MPD will start training/implementing body cams, dash cams, GPS

News
This is an archived article and the information in the article may be outdated. Please look at the time stamp on the story to see when it was last updated.
Data pix.

MEMPHIS, Tenn. --  At a news conference on Wednesday, Memphis Police Director Toney Armstrong announced the Memphis Police Department had finally received and started the process of implementing body cameras and in-car cameras.

According to Armstrong, the department received 500 new body cameras for its police officers, and now the department is training 50 officers a day on how and when to use the technology.

Armstrong said if all goes as planned, 2,000 officers will wear body cameras on the streets by the end of the year.

In addition, Armstrong said dash cameras and GPS systems have already been installed in five squad cars, and starting October 1, the devices will be installed in four cars a day.

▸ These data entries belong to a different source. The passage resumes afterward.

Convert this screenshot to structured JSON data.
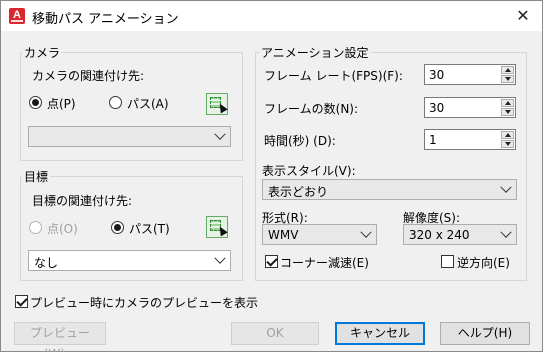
{
  "window": {
    "title": "移動パス アニメーション",
    "app_icon_letter": "A",
    "close_glyph": "✕"
  },
  "camera": {
    "group_label": "カメラ",
    "link_label": "カメラの関連付け先:",
    "radio_point": "点(P)",
    "radio_path": "パス(A)",
    "selected": "point",
    "dropdown_value": ""
  },
  "target": {
    "group_label": "目標",
    "link_label": "目標の関連付け先:",
    "radio_point": "点(O)",
    "radio_path": "パス(T)",
    "selected": "path",
    "dropdown_value": "なし"
  },
  "animation": {
    "group_label": "アニメーション設定",
    "frame_rate_label": "フレーム レート(FPS)(F):",
    "frame_rate_value": "30",
    "frame_count_label": "フレームの数(N):",
    "frame_count_value": "30",
    "duration_label": "時間(秒) (D):",
    "duration_value": "1",
    "style_label": "表示スタイル(V):",
    "style_value": "表示どおり",
    "format_label": "形式(R):",
    "format_value": "WMV",
    "resolution_label": "解像度(S):",
    "resolution_value": "320 x 240",
    "corner_decel_label": "コーナー減速(E)",
    "corner_decel_checked": true,
    "reverse_label": "逆方向(E)",
    "reverse_checked": false
  },
  "preview_toggle": {
    "label": "プレビュー時にカメラのプレビューを表示",
    "checked": true
  },
  "buttons": {
    "preview": "プレビュー(W)...",
    "ok": "OK",
    "cancel": "キャンセル",
    "help": "ヘルプ(H)"
  },
  "colors": {
    "app_icon": "#d9272e",
    "default_button_border": "#0078d7"
  }
}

While on a slower timetable than the other cameras, the department said it expected to have 400 vehicles equipped with dash cams by January 2016, and over the next five years, 500 more will get them.

The dash cams will be activated, along with the body cameras, automatically when the blue lights are turned on, when the patrol rifle or shotgun is removed, when the car reaches a speed of 75 miles per hour or when involved in a crash.

The system can also be activated manually.

During the news conference, Director Armstrong pointed out that the policies surrounding the use of cameras are still a work in progress.

As of right now, policy and procedures state officers will have to activate their body cameras anytime they are called to a scene, and anytime they come into contact with a citizen in addition to the instances listed above.

They will have to let you know they are recording, and the officer cannot alter or delete any video.

Depending on the situation, the officer will either give the footage to the supervisor on the scene or turn it in at the end of the day.

Armstrong said the case will determine whether the public can see the video.

Each officer will have their own camera, and it is their responsibility to make sure the unit isn't damaged, has enough power to last the entire shift and all of the previous day's recordings are taken off the device.

Memphis Police Camera Policies

 

 

Latest News

More News